Houses of worship across Long Island said Wednesday they were taking steps to prevent the spread of coronavirus.
The Diocese of Rockville Centre said it would temporarily stop the sign of peace and drinking from the chalice at Masses. The restrictions by the eighth largest diocese in the country with 1.4 million Catholics took effect immediately.
During the sign of peace parishioners traditionally shake hands with those seated around them, and in the cases of relatives or close friends often hug or kiss one another.
“Until further notice, the Sign of Peace will not be given/exchanged in any form during Holy Mass,” diocesan spokesman Sean Dolan said in a statement.
Priests and deacons have been instructed to omit the words, “Let us offer each other the sign of peace” during the Mass, he said.
During Holy Communion, parishioners drink from a common chalice that the faithful believe contains wine turned into the blood of Jesus Christ.
“Until further notice, the Precious Blood of Christ (the Chalice) is not to be distributed to anyone other than clergy (priests/deacons) or to those who for personal health reasons must only receive the Precious Blood,” he said.

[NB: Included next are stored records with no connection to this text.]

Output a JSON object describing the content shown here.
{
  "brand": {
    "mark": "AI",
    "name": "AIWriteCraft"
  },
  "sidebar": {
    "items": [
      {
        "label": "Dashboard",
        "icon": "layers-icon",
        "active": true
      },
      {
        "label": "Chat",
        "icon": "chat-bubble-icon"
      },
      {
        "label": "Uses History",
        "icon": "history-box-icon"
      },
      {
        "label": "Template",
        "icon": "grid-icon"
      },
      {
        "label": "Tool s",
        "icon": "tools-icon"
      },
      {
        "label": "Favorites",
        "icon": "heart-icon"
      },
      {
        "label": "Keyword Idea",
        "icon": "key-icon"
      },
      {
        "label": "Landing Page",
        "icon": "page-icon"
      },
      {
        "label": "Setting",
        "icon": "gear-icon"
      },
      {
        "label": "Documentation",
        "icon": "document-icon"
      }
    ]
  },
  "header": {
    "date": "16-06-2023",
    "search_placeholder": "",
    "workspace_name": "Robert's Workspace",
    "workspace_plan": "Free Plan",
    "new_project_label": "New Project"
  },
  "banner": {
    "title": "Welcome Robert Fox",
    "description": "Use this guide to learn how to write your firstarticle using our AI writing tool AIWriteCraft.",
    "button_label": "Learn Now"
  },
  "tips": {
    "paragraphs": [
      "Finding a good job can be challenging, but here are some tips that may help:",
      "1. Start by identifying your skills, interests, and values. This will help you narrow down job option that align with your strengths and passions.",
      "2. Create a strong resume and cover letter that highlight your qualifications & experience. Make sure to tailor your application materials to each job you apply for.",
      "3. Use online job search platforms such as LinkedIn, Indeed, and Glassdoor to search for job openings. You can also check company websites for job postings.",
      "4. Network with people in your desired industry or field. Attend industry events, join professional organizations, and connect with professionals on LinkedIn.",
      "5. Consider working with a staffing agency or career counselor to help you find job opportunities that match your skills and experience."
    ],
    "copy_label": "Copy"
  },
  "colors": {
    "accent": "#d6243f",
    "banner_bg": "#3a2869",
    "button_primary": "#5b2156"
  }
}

All priests and deacons were informed of the new mandatory regulations on Wednesday, Dolan said. Some parishes had previously decided to forgo the sign of peace during flu season, he said.

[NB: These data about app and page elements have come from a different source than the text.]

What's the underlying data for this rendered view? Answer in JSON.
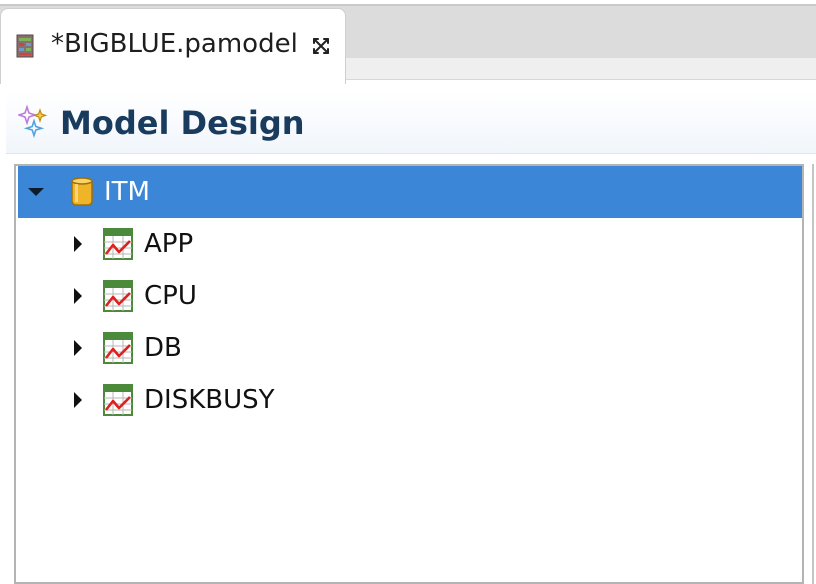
{
  "tab": {
    "title": "*BIGBLUE.pamodel",
    "icon": "model-file-icon",
    "close_icon": "close-icon"
  },
  "header": {
    "title": "Model Design",
    "icon": "sparkles-icon"
  },
  "tree": {
    "root": {
      "label": "ITM",
      "icon": "database-icon",
      "expanded": true,
      "selected": true
    },
    "children": [
      {
        "label": "APP",
        "icon": "chart-table-icon",
        "expanded": false
      },
      {
        "label": "CPU",
        "icon": "chart-table-icon",
        "expanded": false
      },
      {
        "label": "DB",
        "icon": "chart-table-icon",
        "expanded": false
      },
      {
        "label": "DISKBUSY",
        "icon": "chart-table-icon",
        "expanded": false
      }
    ]
  },
  "colors": {
    "selection": "#3b86d6",
    "header_text": "#193c5e",
    "table_icon_green": "#4b8a3a",
    "chart_line_red": "#e0201c",
    "database_gold": "#f0b429"
  }
}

Parishioners who are ill will not be obligated to attend Mass, and those who are sick should stay home, he said.
“Those who are able to attend Mass should frequently wash and sanitize their hands and observe proper health and hygiene practices,” he said.

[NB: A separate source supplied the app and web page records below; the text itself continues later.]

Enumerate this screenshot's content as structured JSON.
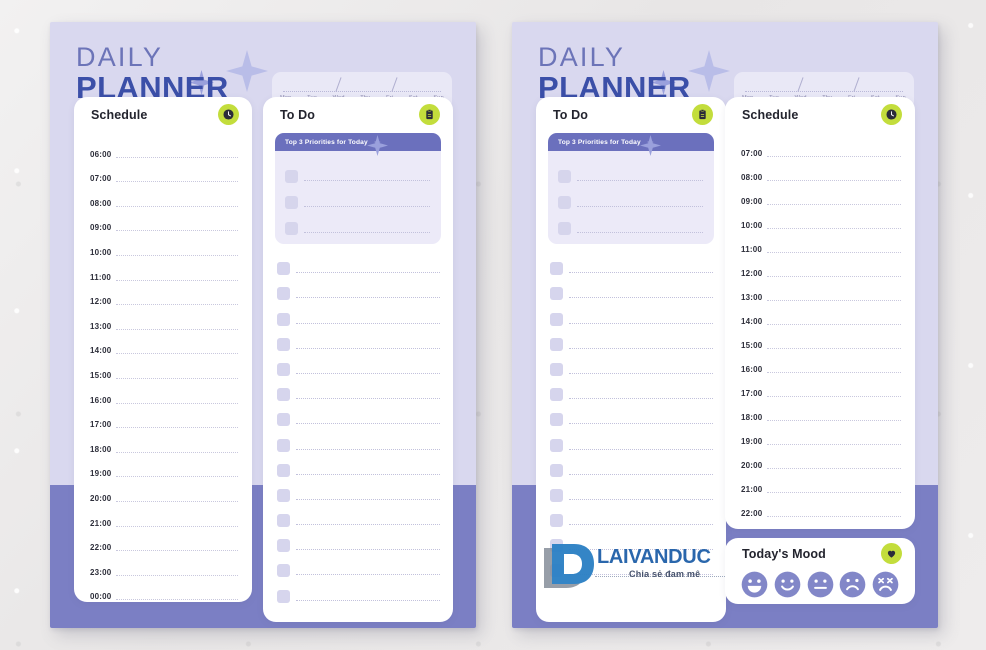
{
  "backdrop": {
    "color": "#eceaea"
  },
  "theme": {
    "page_bg": "#d9d8ef",
    "page_band": "#7b7fc4",
    "accent_lime": "#c3dd3c",
    "title_blue": "#3b4fa8",
    "title_light": "#6c74b8",
    "priority_bar": "#6b70bd",
    "checkbox": "#d6d5ed",
    "mood_face": "#8287c8"
  },
  "brand": {
    "line1": "DAILY",
    "line2": "PLANNER"
  },
  "date_strip": {
    "days": [
      "Mon",
      "Tue",
      "Wed",
      "Thu",
      "Fri",
      "Sat",
      "Sun"
    ]
  },
  "left_page": {
    "schedule": {
      "title": "Schedule",
      "icon": "clock-icon",
      "times": [
        "06:00",
        "07:00",
        "08:00",
        "09:00",
        "10:00",
        "11:00",
        "12:00",
        "13:00",
        "14:00",
        "15:00",
        "16:00",
        "17:00",
        "18:00",
        "19:00",
        "20:00",
        "21:00",
        "22:00",
        "23:00",
        "00:00"
      ]
    },
    "todo": {
      "title": "To Do",
      "icon": "clipboard-icon",
      "priorities_label": "Top 3 Priorities for Today",
      "priority_count": 3,
      "item_count": 14
    }
  },
  "right_page": {
    "todo": {
      "title": "To Do",
      "icon": "clipboard-icon",
      "priorities_label": "Top 3 Priorities for Today",
      "priority_count": 3,
      "item_count": 13
    },
    "schedule": {
      "title": "Schedule",
      "icon": "clock-icon",
      "times": [
        "07:00",
        "08:00",
        "09:00",
        "10:00",
        "11:00",
        "12:00",
        "13:00",
        "14:00",
        "15:00",
        "16:00",
        "17:00",
        "18:00",
        "19:00",
        "20:00",
        "21:00",
        "22:00"
      ]
    },
    "mood": {
      "title": "Today's Mood",
      "icon": "heart-icon",
      "faces": [
        "grin-face",
        "smile-face",
        "neutral-face",
        "sad-face",
        "distressed-face"
      ]
    }
  },
  "watermark": {
    "name": "LAIVANDUC",
    "tagline": "Chia sẻ đam mê"
  }
}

The Episcopal Diocese of Long Island said on Wednesday it was adopting similar measures.
During the sign of peace, the faithful should be instructed to remain in their pews or seats and bow to one another, “thus indicating a respectful acknowledgment of each other while having no physical contact,” Bishop Lawrence Provenzano said in guidelines distributed to clergy and lay leaders.
He also recommended Episcopal churches not use wine at services, and instead use only consecrated bread during Communion.
The receiving line after services at which clergy and lay leaders greet the faithful “should include conversation but omit physical contact,” Provenzano said.
Some rabbis on Long Island said that while they expected Shabbat services to proceed normally this Friday night and Saturday, they were taking some anti-coronavirus steps.
Rabbi Charles Klein of the Merrick Jewish Centre said the faithful there would be instructed not to touch or kiss the Torah as they traditionally do while it is carried around the temple in a procession as part of services.
The synagogue also is considering postponing nonessential social events.
Klein said he hoped the synagogue could continue gathering as normal for services, “but I am not optimistic about that.”
Some Islamic leaders said they expected their main weekly services around 1 p.m. Friday to continue as normal, with some adjustments.
At the Islamic Center of Long Island in Westbury, some people will bring their own small carpets to place on top of the larger permanent carpet in the mosque upon which the faithful kneel during services, said Habeeb Ahmed, a leader of the mosque.
The mosque also is asking worshippers not to shake hands or touch each other in any way.
At the BAPS Shri Swaminarayan Mandir, a Hindu temple in Melville, leader Girish Patel said there would be a special presentation for members and visitors at Saturday services — a lecture by the temple's medical team on awareness and precautions to observe to stop the spread of the coronavirus.